The OPC Foundation, the standards organization that was the catalyst for the 318, is now enforcing new IP rules to protect its members and end users. The organization has determined that the OPC specs do not infringe on the 318 patent, which pertains to moving data from a PLC into a spreadsheet via direct memory. Nevertheless, OPC representatives understand why manufacturers have been quick to settle with Solaia.
"Customers settle because by the time they figure out if it makes sense legally they can't defend themselves. It's just cheaper to settle," says Tom Burke, OPC Foundation president and executive director.
When a member joins OPC -- or any standards body for that matter -- they sign an agreement that says the things being developed and contributed are part of a working technical group and become the property of the organization. There are loopholes, however. "We've always had an IP policy," Burke says, "but it wasn't sufficient in terms of holding things up in court. It was more of an honor system. Now, we are putting a whole process into place to start being the collector of IP and the reference for our members." Burke says the guidelines surrounding control of IP by the foundation will be tough.
OPC's formalization of its approach to IP comes at a time of significant growth in patent activity. The number of patents issued in the United States annually has more than tripled over the past two decades, according to a Wall Street Journal report.
The patent office will grant a patent on anything that is new (cannot be found anywhere else), useful (meaning operable) and non-obvious (subject to interpretation by patent office examiners who review prior art).
These definitions provide enough leeway so that even ideas without an existing prototype can be patentable if they meet these criteria, says John Cronin, chairman and managing director of ipCapital Group Inc. (Williston, VT), an IP strategy consulting firm. The criteria stem from the mid-'80s when there was a growing concern that America was losing its edge in innovation as competition from Japanese companies intensified. As a result, Congress relaxed the patent laws.

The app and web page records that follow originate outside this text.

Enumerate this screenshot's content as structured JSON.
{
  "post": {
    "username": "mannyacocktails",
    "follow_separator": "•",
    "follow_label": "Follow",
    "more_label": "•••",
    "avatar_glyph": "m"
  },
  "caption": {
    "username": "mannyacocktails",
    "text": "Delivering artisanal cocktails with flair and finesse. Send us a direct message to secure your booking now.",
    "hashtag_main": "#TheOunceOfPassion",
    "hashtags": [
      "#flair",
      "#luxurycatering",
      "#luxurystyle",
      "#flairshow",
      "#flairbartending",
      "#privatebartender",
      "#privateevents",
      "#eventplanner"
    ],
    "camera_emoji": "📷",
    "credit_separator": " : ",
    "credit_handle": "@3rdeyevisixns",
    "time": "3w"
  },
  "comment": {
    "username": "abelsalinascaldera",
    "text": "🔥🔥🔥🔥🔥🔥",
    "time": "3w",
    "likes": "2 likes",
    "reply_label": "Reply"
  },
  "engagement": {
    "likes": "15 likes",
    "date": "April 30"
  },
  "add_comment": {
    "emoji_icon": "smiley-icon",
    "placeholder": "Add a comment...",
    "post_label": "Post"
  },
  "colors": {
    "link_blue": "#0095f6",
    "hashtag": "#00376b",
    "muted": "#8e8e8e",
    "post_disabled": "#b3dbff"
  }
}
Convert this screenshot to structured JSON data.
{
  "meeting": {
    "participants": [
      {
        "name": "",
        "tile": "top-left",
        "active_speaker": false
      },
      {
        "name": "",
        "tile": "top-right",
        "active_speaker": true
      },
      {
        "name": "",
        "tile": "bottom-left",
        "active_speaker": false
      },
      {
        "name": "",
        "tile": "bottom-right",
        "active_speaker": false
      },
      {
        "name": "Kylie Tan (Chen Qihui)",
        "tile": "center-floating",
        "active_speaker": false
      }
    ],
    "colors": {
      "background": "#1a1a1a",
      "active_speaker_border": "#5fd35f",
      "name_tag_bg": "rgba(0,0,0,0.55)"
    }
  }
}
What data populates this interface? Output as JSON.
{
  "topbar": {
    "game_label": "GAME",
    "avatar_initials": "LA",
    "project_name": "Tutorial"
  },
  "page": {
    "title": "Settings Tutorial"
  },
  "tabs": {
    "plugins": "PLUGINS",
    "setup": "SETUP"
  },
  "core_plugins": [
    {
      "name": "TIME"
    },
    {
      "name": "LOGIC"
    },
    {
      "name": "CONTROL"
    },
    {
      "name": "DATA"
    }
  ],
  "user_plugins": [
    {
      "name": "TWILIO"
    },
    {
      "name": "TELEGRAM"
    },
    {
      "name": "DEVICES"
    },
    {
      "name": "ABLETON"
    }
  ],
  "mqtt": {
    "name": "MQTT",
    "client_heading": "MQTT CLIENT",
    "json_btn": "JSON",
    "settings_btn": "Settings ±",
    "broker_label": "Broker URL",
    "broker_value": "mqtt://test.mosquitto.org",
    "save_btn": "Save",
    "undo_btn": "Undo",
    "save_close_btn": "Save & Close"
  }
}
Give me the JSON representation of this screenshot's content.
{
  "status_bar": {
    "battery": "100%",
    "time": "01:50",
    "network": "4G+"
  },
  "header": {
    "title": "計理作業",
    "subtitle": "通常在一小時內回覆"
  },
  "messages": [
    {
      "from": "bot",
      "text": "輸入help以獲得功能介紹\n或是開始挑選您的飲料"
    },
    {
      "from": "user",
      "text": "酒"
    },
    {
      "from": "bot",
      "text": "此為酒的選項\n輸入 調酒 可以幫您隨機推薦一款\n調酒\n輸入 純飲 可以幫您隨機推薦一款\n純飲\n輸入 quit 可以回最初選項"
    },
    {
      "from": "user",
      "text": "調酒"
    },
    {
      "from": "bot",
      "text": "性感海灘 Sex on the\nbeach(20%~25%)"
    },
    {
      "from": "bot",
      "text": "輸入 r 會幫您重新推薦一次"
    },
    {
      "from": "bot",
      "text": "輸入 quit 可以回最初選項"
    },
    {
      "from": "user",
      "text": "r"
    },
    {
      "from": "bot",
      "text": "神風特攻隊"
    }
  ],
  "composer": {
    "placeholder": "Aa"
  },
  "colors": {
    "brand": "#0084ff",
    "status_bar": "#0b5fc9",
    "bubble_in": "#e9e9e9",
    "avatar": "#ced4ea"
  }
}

A BAD RAP
"Because IP is an exclusionary right, it is often viewed negatively," says Cronin. "But it is really just another business tool." Cronin holds 100 patents of his own, granted during his years working at IBM.
IBM, renowned in the industry as the master of the patent formula, in January released 500 patents royalty-free to the software developer community. According to reports, the move was made by the U.S. patent leader to encourage other companies to unlock patent portfolios in order to support technology innovation.
Cronin says it was a great thing for IBM to do to help the industry grow. On the other hand, he doesn't see patent protection as something that will strangle innovation. "I think we'll see the reverse. If someone gets a patent in your market space, and you don't want to be [stepping] on that, you have to be innovative to get around it."
Similarly, it seems, manufacturers will need innovative defense mechanisms to protect their companies from IP litigation. Of course, it's always best to get legal counsel before doing anything, but the bottom line for manufacturers purchasing technology is that someone else's IP is not necessarily your responsibility. "Don't forget, if you are an end user that bought a product and you are sued for infringement, [the vendor] has an obligation to defend you," says Sunstein.
Even individuals -- seeking that close shave -- should be protected. So don't worry men, because in the case of Gillette and Energizer the court ruled that Gillette's 777 covered only a three-bladed razor -- not the four blade the companies were squabbling over. So your beards and your wallets are safe.